An employee cutting a sample off a semi-finished metal product at the SSAB mill in Raahe, Finland, in November 2021. Raahe was one of two options considered by the steel manufacturer as the location of a fossil-free steel mill. On 2 April, though, the company said it has decided to build the mill in Luleå, Sweden. (Timo Heikkala – Str / Lehtikuva)


THE DECISION by SSAB to choose Sweden over Finland as the location of its fossil-free steel mill has kindled discussion in Finland.

SSAB announced last week it will invest about 4.5 billion euros in building a fossil-free steel mill in Luleå, Sweden, rather than in Raahe, Finland. Its completion will signal the shutdown of the current blast furnace-based production system, shaving seven per cent off the carbon dioxide emissions of Sweden.

The mill is to be inaugurated at the end of 2028 and reach full capacity in 2029.

The company revealed that it continues to plan a similar transformation in Raahe, a town of roughly 24,000 people in North Ostrobothnia, but that the timing will depend on its financing and execution capacity, as well as lessons from the project in Luleå.

The decision may have come as a bit of a surprise to some in Finland, according to Helsingin Sanomat.

Martin Lindqvist, the chief executive of SSAB, stated to Kauppalehti last autumn that Raahe was ahead in the race to clinch the investment. The environmental permit process had been fast tracked, electricity links had been secured and other preparations were well underway in Raahe, a roughly 24,000-resident town in North Ostrobothnia.

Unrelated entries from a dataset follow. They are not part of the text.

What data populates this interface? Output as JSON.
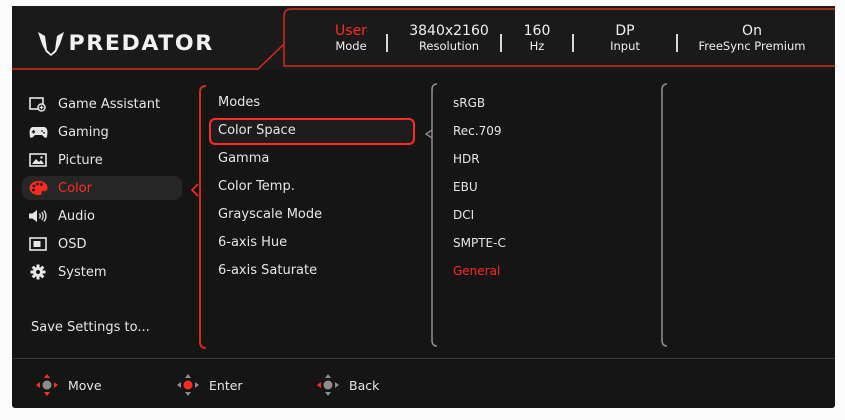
{
  "brand": {
    "logo_text": "PREDATOR"
  },
  "header": {
    "stats": [
      {
        "value": "User",
        "label": "Mode"
      },
      {
        "value": "3840x2160",
        "label": "Resolution"
      },
      {
        "value": "160",
        "label": "Hz"
      },
      {
        "value": "DP",
        "label": "Input"
      },
      {
        "value": "On",
        "label": "FreeSync Premium"
      }
    ]
  },
  "menu": {
    "items": [
      {
        "label": "Game Assistant",
        "icon": "game-assistant-icon"
      },
      {
        "label": "Gaming",
        "icon": "gamepad-icon"
      },
      {
        "label": "Picture",
        "icon": "picture-icon"
      },
      {
        "label": "Color",
        "icon": "palette-icon",
        "active": true
      },
      {
        "label": "Audio",
        "icon": "speaker-icon"
      },
      {
        "label": "OSD",
        "icon": "osd-icon"
      },
      {
        "label": "System",
        "icon": "gear-icon"
      }
    ],
    "save_label": "Save Settings to..."
  },
  "submenu": {
    "items": [
      "Modes",
      "Color Space",
      "Gamma",
      "Color Temp.",
      "Grayscale Mode",
      "6-axis Hue",
      "6-axis Saturate"
    ],
    "selected": "Color Space"
  },
  "options": {
    "items": [
      "sRGB",
      "Rec.709",
      "HDR",
      "EBU",
      "DCI",
      "SMPTE-C",
      "General"
    ],
    "current": "General"
  },
  "footer": {
    "hints": [
      {
        "label": "Move"
      },
      {
        "label": "Enter"
      },
      {
        "label": "Back"
      }
    ]
  },
  "colors": {
    "accent": "#ff2b1c",
    "background": "#151515",
    "text": "#e6e6e6"
  }
}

Minister of Finance Riikka Purra (PS) last Tuesday linked the decision to the political strikes in Finland, pointing to a survey by Technology Finland. The survey found that 40 per cent of companies would be investing less in the country as a result of the strikes, albeit 60 per cent of them with the caveat that the impact on investment decisions would be fairly limited.

“With the situation not being easy also in other regards, SSAB is one of those that are targeted by the strikes,” she wrote on X on 2 April.

A similar conclusion was drawn by, for example, Mikael Pentikäinen, the managing director of the Federation of Finnish Enterprises.

SSAB, though, denied the suggestion that its decision was swayed by the strikes. “This project had been in the works for a long while before the political strikes started. The decision is made based on our operational plans,” Olavi Huhtala, the head of SSAB Europe, commented to YLE on 2 April.

The Finnish Climate Change Panel reminded that the Raahe mill has accounted for around 10 per cent of carbon dioxide emissions in Finland. Chairperson Jyri Seppälä said to the public broadcasting company that the decision to at least delay the mill’s decarbonisation could complicate the national effort to achieve carbon neutrality by 2035, especially if no other investments are made to nudge the mill in a low-carbon direction.

“[The delay] doesn’t create a completely impossible situation for our goals because we’re making good progress elsewhere in emissions. We do have to turn our land-use sector into a net sink by 2035 to achieve carbon neutrality,” he said to YLE on Wednesday.

The Raahe mill, he added, is so large that investments in low-carbon processes are all but necessary.

“The mill has to compete with some other merits than simply by producing traditional steel well. This low-carbon aspect is definitely one competitive measure that’d enable the continuation of production in future,” Seppälä stated to YLE.

Aleksi Teivainen – HT